Don’t Miss: Visit a clove plantation during harvest time to witness the first steps in the clove’s journey from plantation to kitchen.



Makassar: an ancient city at the heart of the spice trade

Once a significant port city at the centre of the spice trade, Makassar’s history is reflected in the aged glass of her weathered waterfront shopfronts and warehouses. At the southern tip of Sulawesi where the Makassar Strait meets the Java Sea, Makassar’s bustling harbour remains the lifeblood of the city: longboats powered by unmufflered diesel engines zip between cargo ships laden with freight; ferries disgorge travellers from ports unknown; timber phinisi boats bob gently in the wash, their elegantly curved bows pointing skywards.

These phinisi boats, which are built entirely from timber on the beaches of southern Sulawesi, once travelled as far as northern Australia in the 1700’s. Driven by the lucrative beche-de-mer trade, Makassan trepanger fishermen’s interactions with Indigenous Australians is documented in rock art paintings across Australia’s north coast.

On the harbour’s edge, Dutch-built Fort Rotterdam sits atop an existing fort of the Gowa Kingdom, one of the great kingdoms of South Sulawesi dating as far back as the 1300’s. Fort Rotterdam was built by Makassan rulers in response to a war with the Dutch East Indies company.

Today the fort houses relics from south Sulawesi’s sometimes turbulent history through kingdoms, wars and treaties which oftentimes dictated the extent of protection proffered for the portside city of Makassar.

Fast Fact: From above, Fort Rotterdam looks like a turtle, complete with a tiny, pointed turtle tail, and used to be surrounded by a two-metre deep moat – a small section of the moat remains in the southwest corner.

Don’t Miss: Wander the waterfront of Makassar and imagine the harbour as it was during the age of sail when the horizon was blanketed with the rigging of tall ships that traversed the world’s oceans on exploratory voyages searching for new lands to conquer.

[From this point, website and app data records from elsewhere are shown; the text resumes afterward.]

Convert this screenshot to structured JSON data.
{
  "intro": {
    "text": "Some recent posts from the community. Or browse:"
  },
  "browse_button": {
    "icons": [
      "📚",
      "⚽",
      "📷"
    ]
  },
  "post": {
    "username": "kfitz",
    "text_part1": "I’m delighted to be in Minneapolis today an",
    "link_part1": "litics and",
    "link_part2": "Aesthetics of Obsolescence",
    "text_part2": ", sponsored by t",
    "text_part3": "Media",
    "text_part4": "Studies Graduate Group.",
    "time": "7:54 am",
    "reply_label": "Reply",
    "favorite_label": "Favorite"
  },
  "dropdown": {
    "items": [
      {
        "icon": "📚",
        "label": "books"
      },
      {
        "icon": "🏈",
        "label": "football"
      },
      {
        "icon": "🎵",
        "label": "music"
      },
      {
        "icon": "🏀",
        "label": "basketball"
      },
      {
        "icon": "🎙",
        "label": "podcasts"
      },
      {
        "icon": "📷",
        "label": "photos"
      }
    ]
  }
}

Experience some of these remarkable stories and wildlife encounters with Coral Expeditions, Australia’s pioneering cruise line, on voyages through the Indonesian Archipelago onboard expedition ship Coral Adventurer.